Output every record verbatim, and omit each picture.
+ + + +
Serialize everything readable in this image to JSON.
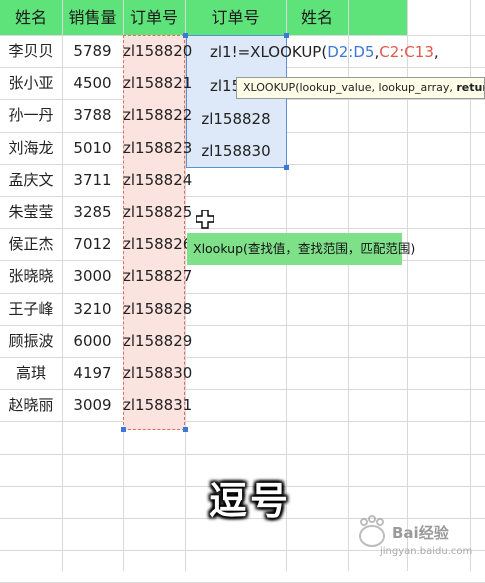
{
  "headers": {
    "name": "姓名",
    "sales": "销售量",
    "order": "订单号",
    "lookup_order": "订单号",
    "lookup_name": "姓名"
  },
  "rows": [
    {
      "name": "李贝贝",
      "sales": "5789",
      "order": "zl158820"
    },
    {
      "name": "张小亚",
      "sales": "4500",
      "order": "zl158821"
    },
    {
      "name": "孙一丹",
      "sales": "3788",
      "order": "zl158822"
    },
    {
      "name": "刘海龙",
      "sales": "5010",
      "order": "zl158823"
    },
    {
      "name": "孟庆文",
      "sales": "3711",
      "order": "zl158824"
    },
    {
      "name": "朱莹莹",
      "sales": "3285",
      "order": "zl158825"
    },
    {
      "name": "侯正杰",
      "sales": "7012",
      "order": "zl158826"
    },
    {
      "name": "张晓晓",
      "sales": "3000",
      "order": "zl158827"
    },
    {
      "name": "王子峰",
      "sales": "3210",
      "order": "zl158828"
    },
    {
      "name": "顾振波",
      "sales": "6000",
      "order": "zl158829"
    },
    {
      "name": "高琪",
      "sales": "4197",
      "order": "zl158830"
    },
    {
      "name": "赵晓丽",
      "sales": "3009",
      "order": "zl158831"
    }
  ],
  "lookup": {
    "formula_prefix": "zl1!",
    "formula_func": "=XLOOKUP(",
    "arg1": "D2:D5",
    "sep1": ",",
    "arg2": "C2:C13",
    "sep2": ",",
    "row2_partial": "zl15(",
    "orders": [
      "zl158828",
      "zl158830"
    ]
  },
  "tooltip": {
    "func": "XLOOKUP(",
    "args": "lookup_value, lookup_array, ",
    "bold_arg": "return_arr"
  },
  "note": "Xlookup(查找值，查找范围，匹配范围)",
  "caption": "逗号",
  "watermark": {
    "name": "Bai经验",
    "url": "jingyan.baidu.com"
  },
  "colors": {
    "header_green": "#5ee37a",
    "note_green": "#7fe08a",
    "selection_red": "#fbe3e0",
    "selection_blue": "#dde9f8"
  }
}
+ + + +
RESPONSE
Serialize everything readable in this image to JSON.
{
  "headers": {
    "name": "姓名",
    "sales": "销售量",
    "order": "订单号",
    "lookup_order": "订单号",
    "lookup_name": "姓名"
  },
  "rows": [
    {
      "name": "李贝贝",
      "sales": "5789",
      "order": "zl158820"
    },
    {
      "name": "张小亚",
      "sales": "4500",
      "order": "zl158821"
    },
    {
      "name": "孙一丹",
      "sales": "3788",
      "order": "zl158822"
    },
    {
      "name": "刘海龙",
      "sales": "5010",
      "order": "zl158823"
    },
    {
      "name": "孟庆文",
      "sales": "3711",
      "order": "zl158824"
    },
    {
      "name": "朱莹莹",
      "sales": "3285",
      "order": "zl158825"
    },
    {
      "name": "侯正杰",
      "sales": "7012",
      "order": "zl158826"
    },
    {
      "name": "张晓晓",
      "sales": "3000",
      "order": "zl158827"
    },
    {
      "name": "王子峰",
      "sales": "3210",
      "order": "zl158828"
    },
    {
      "name": "顾振波",
      "sales": "6000",
      "order": "zl158829"
    },
    {
      "name": "高琪",
      "sales": "4197",
      "order": "zl158830"
    },
    {
      "name": "赵晓丽",
      "sales": "3009",
      "order": "zl158831"
    }
  ],
  "lookup": {
    "formula_prefix": "zl1!",
    "formula_func": "=XLOOKUP(",
    "arg1": "D2:D5",
    "sep1": ",",
    "arg2": "C2:C13",
    "sep2": ",",
    "row2_partial": "zl15(",
    "orders": [
      "zl158828",
      "zl158830"
    ]
  },
  "tooltip": {
    "func": "XLOOKUP(",
    "args": "lookup_value, lookup_array, ",
    "bold_arg": "return_arr"
  },
  "note": "Xlookup(查找值，查找范围，匹配范围)",
  "caption": "逗号",
  "watermark": {
    "name": "Bai经验",
    "url": "jingyan.baidu.com"
  },
  "colors": {
    "header_green": "#5ee37a",
    "note_green": "#7fe08a",
    "selection_red": "#fbe3e0",
    "selection_blue": "#dde9f8"
  }
}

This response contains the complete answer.